_Exercise goal_
Go through the listing and return every line with "número" in it.
Data section start
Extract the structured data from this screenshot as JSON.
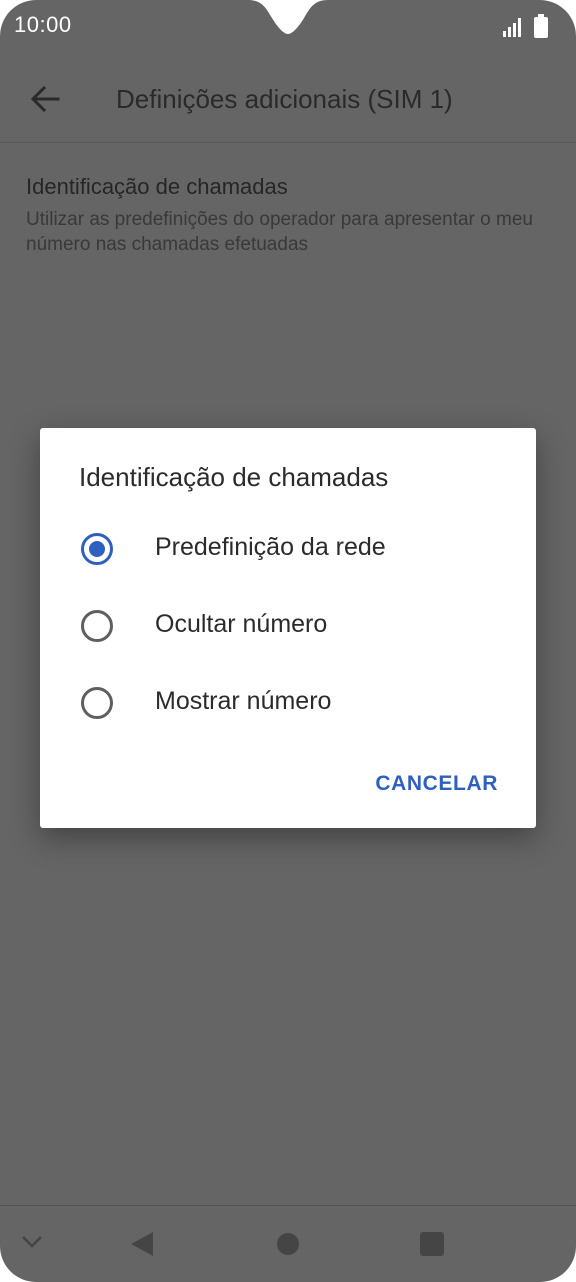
{
  "status_bar": {
    "time": "10:00",
    "icons": [
      "signal-icon",
      "battery-icon"
    ]
  },
  "app_bar": {
    "back_icon": "arrow-back-icon",
    "title": "Definições adicionais (SIM 1)"
  },
  "preference": {
    "title": "Identificação de chamadas",
    "summary": "Utilizar as predefinições do operador para apresentar o meu número nas chamadas efetuadas"
  },
  "dialog": {
    "title": "Identificação de chamadas",
    "options": [
      {
        "label": "Predefinição da rede",
        "selected": true
      },
      {
        "label": "Ocultar número",
        "selected": false
      },
      {
        "label": "Mostrar número",
        "selected": false
      }
    ],
    "cancel_label": "CANCELAR",
    "accent_color": "#2f5fbf"
  },
  "nav_bar": {
    "icons": [
      "chevron-down-icon",
      "back-triangle-icon",
      "home-circle-icon",
      "recents-square-icon"
    ]
  },
  "colors": {
    "scrim_background": "#656565",
    "dialog_background": "#ffffff",
    "accent": "#2f5fbf"
  }
}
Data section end
_Written reply_
    "summary": "Utilizar as predefinições do operador para apresentar o meu número nas chamadas efetuadas"
        "label": "Ocultar número",
        "label": "Mostrar número",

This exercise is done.